Europeans tend to be more creative with organ meats than we Americans. Tripe, for instance, shows up frequently in old-guard European cookery books, ditto sweetbreads, tongue, kidneys, and, of course, brains. (My husband, Matthew, remembers being served a tongue sandwich on Sabena Airlines, Belgian’s national carrier, back in the 1980s; he disturbingly describes the meat as “bologna with tastebuds.”) As a child, however, only three organ meats passed my lips: liver (which I adored) and chicken hearts and chicken gizzards that had been breaded and fried by my paternal grandmother (neither of them made much of an impression on me).
I still love liver in its various forms, including pâté de fois gras, and was pleased to see a recipe for liver in the book currently distracting me in the kitchen: Venetian Cooking: 200 Authentic Recipes Adapted for American Cooks by H. F. Bruning Jr and Cavaliere Umberto Bullo (Macmillan, 1973). The recipe is not, however, the liver I remember from childhood, meaning great lobes of liver sauteéd with onions. Nor is it the impossibly good liver with parsley I devoured every Wednesday for several years at Bagatelle, a late, lamented French restaurant in Marrakech, Morocco.
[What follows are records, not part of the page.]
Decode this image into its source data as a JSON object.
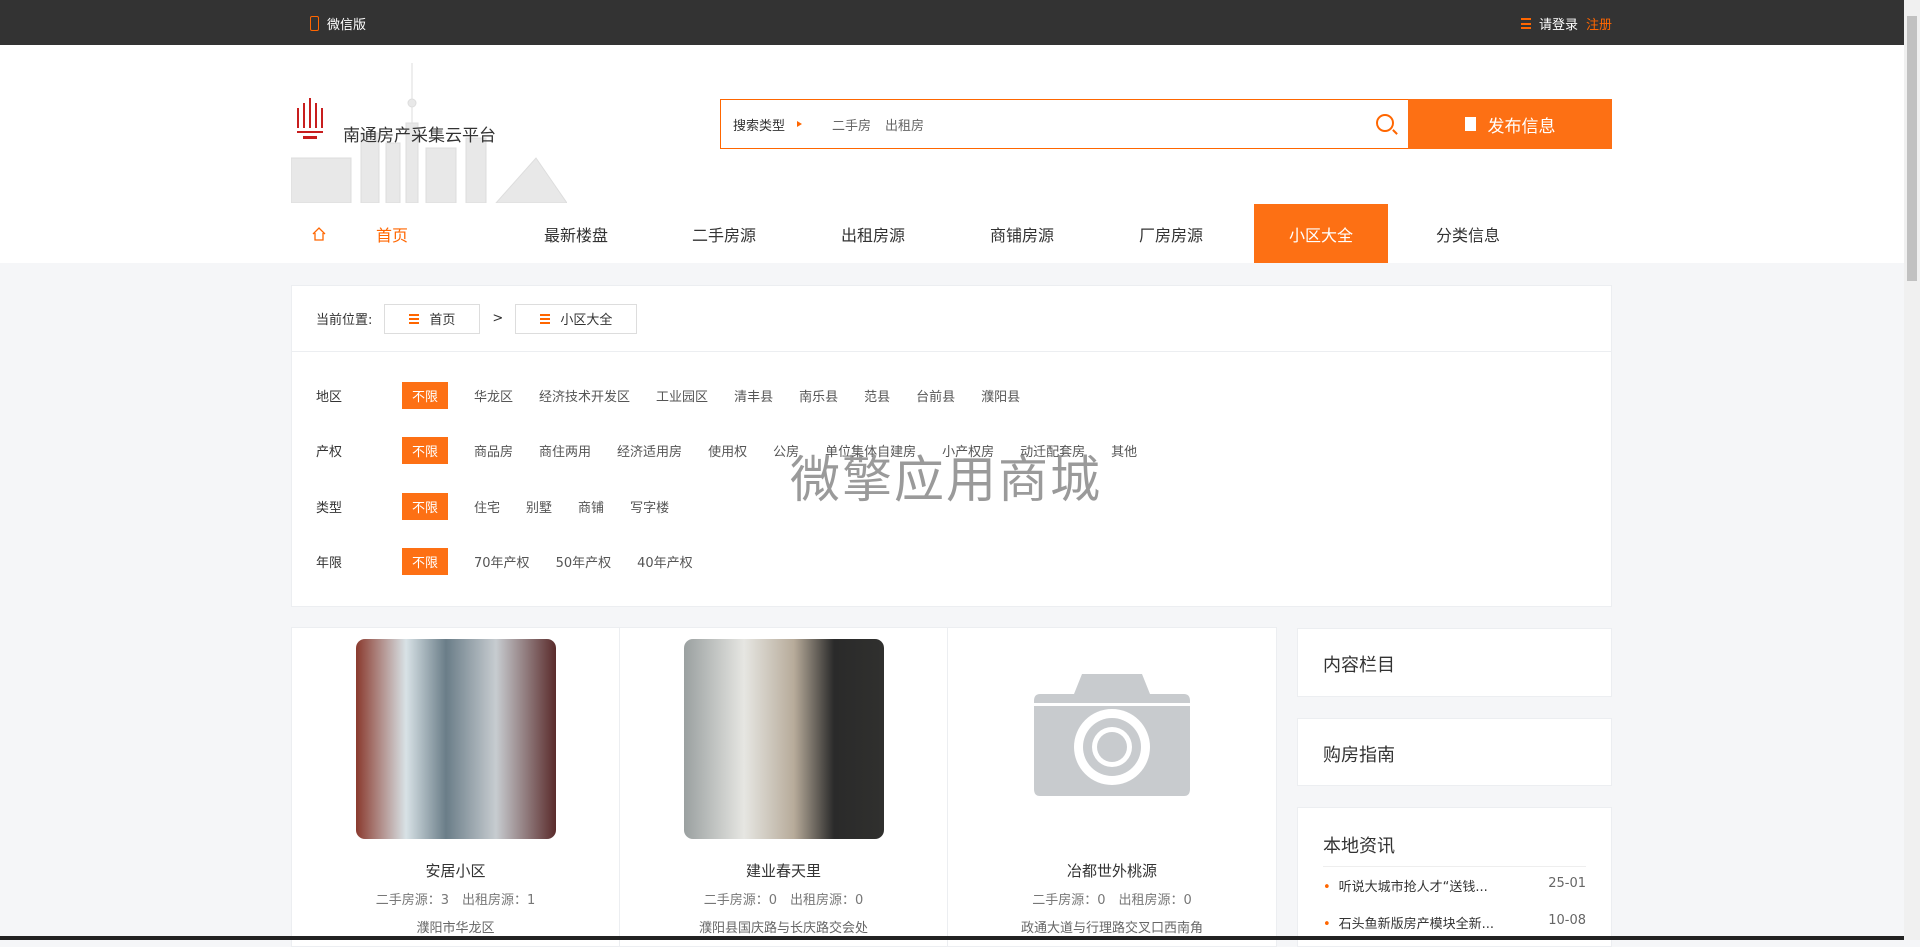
{
  "topbar": {
    "wechat": "微信版",
    "login": "请登录",
    "register": "注册"
  },
  "header": {
    "logo_text": "南通房产采集云平台",
    "search_type": "搜索类型",
    "search_options": [
      "二手房",
      "出租房"
    ],
    "publish": "发布信息"
  },
  "nav": {
    "items": [
      "首页",
      "最新楼盘",
      "二手房源",
      "出租房源",
      "商铺房源",
      "厂房房源",
      "小区大全",
      "分类信息"
    ],
    "active": "小区大全"
  },
  "breadcrumb": {
    "label": "当前位置:",
    "items": [
      "首页",
      "小区大全"
    ],
    "separator": ">"
  },
  "filters": [
    {
      "label": "地区",
      "options": [
        "不限",
        "华龙区",
        "经济技术开发区",
        "工业园区",
        "清丰县",
        "南乐县",
        "范县",
        "台前县",
        "濮阳县"
      ]
    },
    {
      "label": "产权",
      "options": [
        "不限",
        "商品房",
        "商住两用",
        "经济适用房",
        "使用权",
        "公房",
        "单位集体自建房",
        "小产权房",
        "动迁配套房",
        "其他"
      ]
    },
    {
      "label": "类型",
      "options": [
        "不限",
        "住宅",
        "别墅",
        "商铺",
        "写字楼"
      ]
    },
    {
      "label": "年限",
      "options": [
        "不限",
        "70年产权",
        "50年产权",
        "40年产权"
      ]
    }
  ],
  "watermark": "微擎应用商城",
  "communities": [
    {
      "name": "安居小区",
      "stats": "二手房源：3　出租房源：1",
      "address": "濮阳市华龙区"
    },
    {
      "name": "建业春天里",
      "stats": "二手房源：0　出租房源：0",
      "address": "濮阳县国庆路与长庆路交会处"
    },
    {
      "name": "冶都世外桃源",
      "stats": "二手房源：0　出租房源：0",
      "address": "政通大道与行理路交叉口西南角"
    }
  ],
  "sidebar": {
    "content": "内容栏目",
    "guide": "购房指南",
    "news_title": "本地资讯",
    "news": [
      {
        "title": "听说大城市抢人才“送钱...",
        "date": "25-01"
      },
      {
        "title": "石头鱼新版房产模块全新...",
        "date": "10-08"
      }
    ]
  },
  "colors": {
    "accent": "#fd7014",
    "topbar": "#333333"
  }
}
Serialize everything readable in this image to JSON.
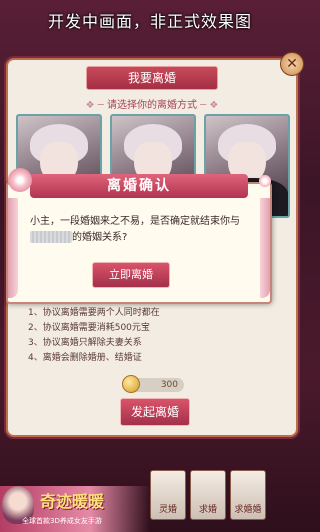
{
  "watermark": "开发中画面，非正式效果图",
  "panel": {
    "title": "我要离婚",
    "subtitle": "请选择你的离婚方式",
    "rules": [
      "1、协议离婚需要两个人同时都在",
      "2、协议离婚需要消耗500元宝",
      "3、协议离婚只解除夫妻关系",
      "4、离婚会删除婚册、结婚证"
    ],
    "cost": "300",
    "start_button": "发起离婚"
  },
  "dialog": {
    "title": "离婚确认",
    "text_before": "小主，一段婚姻来之不易，是否确定就结束你与",
    "text_after": "的婚姻关系?",
    "confirm_button": "立即离婚"
  },
  "bottom_tabs": [
    "灵婚",
    "求婚",
    "求婚婚"
  ],
  "ad": {
    "logo": "奇迹暖暖",
    "caption": "全球首款3D养成女友手游"
  },
  "colors": {
    "accent": "#b2344f",
    "panel_bg": "#f3ece2",
    "border": "#b8704f"
  }
}
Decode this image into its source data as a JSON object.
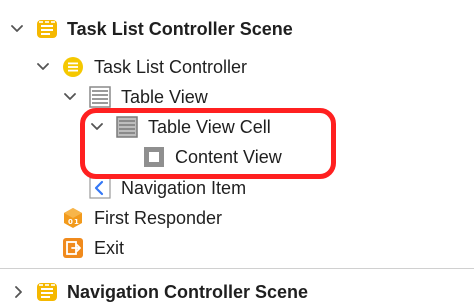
{
  "outline": {
    "task_list_scene": "Task List Controller Scene",
    "task_list_controller": "Task List Controller",
    "table_view": "Table View",
    "table_view_cell": "Table View Cell",
    "content_view": "Content View",
    "navigation_item": "Navigation Item",
    "first_responder": "First Responder",
    "exit": "Exit",
    "navigation_scene": "Navigation Controller Scene"
  },
  "colors": {
    "scene_icon": "#f5b800",
    "controller_icon": "#f5c800",
    "first_responder_icon": "#f29a1c",
    "exit_icon": "#f08a1c",
    "navigation_icon_border": "#3478f6",
    "highlight": "#ff2020"
  },
  "icons": {
    "scene": "scene-icon",
    "controller": "view-controller-icon",
    "table_view": "table-view-icon",
    "table_view_cell": "table-view-cell-icon",
    "content_view": "content-view-icon",
    "navigation_item": "navigation-item-icon",
    "first_responder": "first-responder-icon",
    "exit": "exit-icon"
  }
}
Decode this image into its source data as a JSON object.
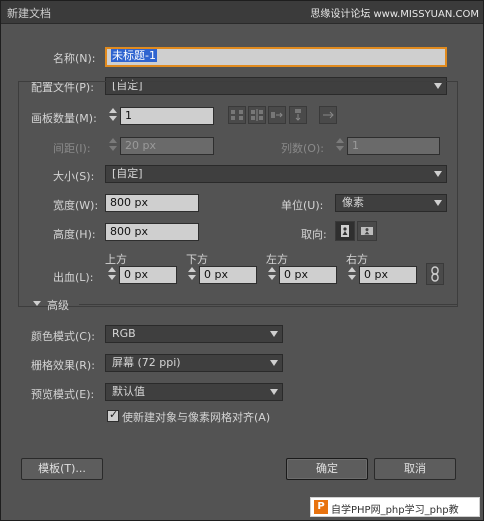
{
  "window": {
    "title": "新建文档",
    "watermark": "思缘设计论坛 www.MISSYUAN.COM"
  },
  "name": {
    "label": "名称(N):",
    "value": "未标题-1"
  },
  "profile": {
    "label": "配置文件(P):",
    "value": "[自定]"
  },
  "artboards": {
    "label": "画板数量(M):",
    "value": "1"
  },
  "spacing": {
    "label": "间距(I):",
    "value": "20 px"
  },
  "columns": {
    "label": "列数(O):",
    "value": "1"
  },
  "size": {
    "label": "大小(S):",
    "value": "[自定]"
  },
  "width": {
    "label": "宽度(W):",
    "value": "800 px"
  },
  "units": {
    "label": "单位(U):",
    "value": "像素"
  },
  "height": {
    "label": "高度(H):",
    "value": "800 px"
  },
  "orientation": {
    "label": "取向:"
  },
  "bleed": {
    "label": "出血(L):",
    "top": {
      "label": "上方",
      "value": "0 px"
    },
    "bottom": {
      "label": "下方",
      "value": "0 px"
    },
    "left": {
      "label": "左方",
      "value": "0 px"
    },
    "right": {
      "label": "右方",
      "value": "0 px"
    }
  },
  "advanced": {
    "label": "高级"
  },
  "color_mode": {
    "label": "颜色模式(C):",
    "value": "RGB"
  },
  "raster": {
    "label": "栅格效果(R):",
    "value": "屏幕 (72 ppi)"
  },
  "preview": {
    "label": "预览模式(E):",
    "value": "默认值"
  },
  "align": {
    "label": "使新建对象与像素网格对齐(A)",
    "checked": true
  },
  "buttons": {
    "templates": "模板(T)...",
    "ok": "确定",
    "cancel": "取消"
  },
  "overlay": {
    "site": "自学PHP网_php学习_php教"
  },
  "colors": {
    "focus": "#e08a1e",
    "selection": "#2f64d0"
  },
  "icons": [
    "grid-by-row-icon",
    "grid-by-column-icon",
    "arrange-by-row-icon",
    "arrange-by-column-icon",
    "right-to-left-icon",
    "portrait-icon",
    "landscape-icon",
    "link-bleed-icon",
    "disclosure-triangle-icon",
    "php-logo-icon"
  ]
}
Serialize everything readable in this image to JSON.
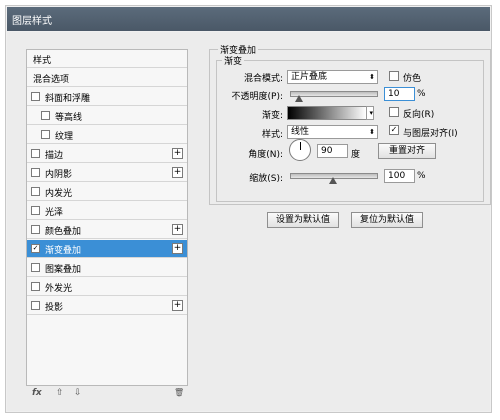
{
  "window": {
    "title": "图层样式"
  },
  "style_list": {
    "items": [
      {
        "label": "样式",
        "checkbox": false,
        "plus": false,
        "selected": false,
        "indent": 0
      },
      {
        "label": "混合选项",
        "checkbox": false,
        "plus": false,
        "selected": false,
        "indent": 0
      },
      {
        "label": "斜面和浮雕",
        "checkbox": true,
        "checked": false,
        "plus": false,
        "selected": false,
        "indent": 0
      },
      {
        "label": "等高线",
        "checkbox": true,
        "checked": false,
        "plus": false,
        "selected": false,
        "indent": 1
      },
      {
        "label": "纹理",
        "checkbox": true,
        "checked": false,
        "plus": false,
        "selected": false,
        "indent": 1
      },
      {
        "label": "描边",
        "checkbox": true,
        "checked": false,
        "plus": true,
        "selected": false,
        "indent": 0
      },
      {
        "label": "内阴影",
        "checkbox": true,
        "checked": false,
        "plus": true,
        "selected": false,
        "indent": 0
      },
      {
        "label": "内发光",
        "checkbox": true,
        "checked": false,
        "plus": false,
        "selected": false,
        "indent": 0
      },
      {
        "label": "光泽",
        "checkbox": true,
        "checked": false,
        "plus": false,
        "selected": false,
        "indent": 0
      },
      {
        "label": "颜色叠加",
        "checkbox": true,
        "checked": false,
        "plus": true,
        "selected": false,
        "indent": 0
      },
      {
        "label": "渐变叠加",
        "checkbox": true,
        "checked": true,
        "plus": true,
        "selected": true,
        "indent": 0
      },
      {
        "label": "图案叠加",
        "checkbox": true,
        "checked": false,
        "plus": false,
        "selected": false,
        "indent": 0
      },
      {
        "label": "外发光",
        "checkbox": true,
        "checked": false,
        "plus": false,
        "selected": false,
        "indent": 0
      },
      {
        "label": "投影",
        "checkbox": true,
        "checked": false,
        "plus": true,
        "selected": false,
        "indent": 0
      }
    ],
    "footer": {
      "fx": "fx",
      "up": "⇧",
      "down": "⇩",
      "trash": "🗑"
    }
  },
  "panel": {
    "title": "渐变叠加",
    "subtitle": "渐变",
    "blend_mode": {
      "label": "混合模式:",
      "value": "正片叠底"
    },
    "dither": {
      "label": "仿色",
      "checked": false
    },
    "opacity": {
      "label": "不透明度(P):",
      "value": "10",
      "unit": "%",
      "level": 0.1
    },
    "gradient": {
      "label": "渐变:"
    },
    "reverse": {
      "label": "反向(R)",
      "checked": false
    },
    "style": {
      "label": "样式:",
      "value": "线性"
    },
    "align": {
      "label": "与图层对齐(I)",
      "checked": true
    },
    "angle": {
      "label": "角度(N):",
      "value": "90",
      "unit": "度"
    },
    "reset_align_button": "重置对齐",
    "scale": {
      "label": "缩放(S):",
      "value": "100",
      "unit": "%",
      "level": 0.5
    },
    "set_default_button": "设置为默认值",
    "reset_default_button": "复位为默认值"
  },
  "colors": {
    "selection": "#3b8fd6",
    "titlebar": "#4f5e6d"
  }
}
Instead this particular Venetian dish, figa à la veneziana, is calf’s liver sliced thinly into small pieces which are then gently and quickly cooked with olive oil and previously reduced onions.
My husband pronounced the figa à la veneziana delicious indeed, the onions making an unctuous sauce that went well with the richness of the meat, which we served with Brussels sprouts fresh from our garden. (The writers of the cookery book suggest polenta as a side dish but I wanted to make it from scratch and didn’t have sufficient time.) “I love liver and would be happy to eat it every couple of weeks,” he explained. “But at the grocer it’s so gross looking that I’m intimidated by it.” Then he added that when he was a foreign-exchange student in Turkey during high school, he often ate a similarly prepared liver dish — his host family used sheep’s liver — and wondered if there was a connection between the Venetian and Ottoman versions, given the cultural cross-currents between those two places at the time. Our daughter, on the other hand, took one bite of her dinner and shook her head in quiet disapproval. The musky flavor of the meat, she pointed out, was odd, which I have to admit is true; liver is an acquired taste for many people, and she wasn’t fond of looks of the noble organ when it was raw and waiting to be sliced on the cutting board. “You know me, Papa,” she said. “If it’s something unusual, don’t tell me what it really is. It’s better just to call it meat, and then I’ll probably eat it.”
FIGA A LA VENEZIANA
(Calf’s Liver Venetian Style)
1 pound calf’s liver
6 ounces butter
3/4 cup olive oil
2 medium onions, chopped
Salt and pepper
1. Cut the liver in to thin bite-size slices, 1/8-inch thick maximum.
2. Place the butter, olive oil, and onion in a frying pan over medium heat. Add some salt and pepper. Stir frequently while cooking until the smallest pieces of onion just begin to take on a golden color.
3. Add the liver to the onions and brown it, turning constantly. This should take no more than 4 minutes, probably less, depending upon the thickness of the slices. Test a piece after 2 minutes. It should have just barely lost its red color and should be firm but not tough. Do not overcook the liver for it will quickly become too chewy and lose its flavor.
4. Serve the liver and onion and a goodly amount of the sauce onto warmed plates, with lots of polenta.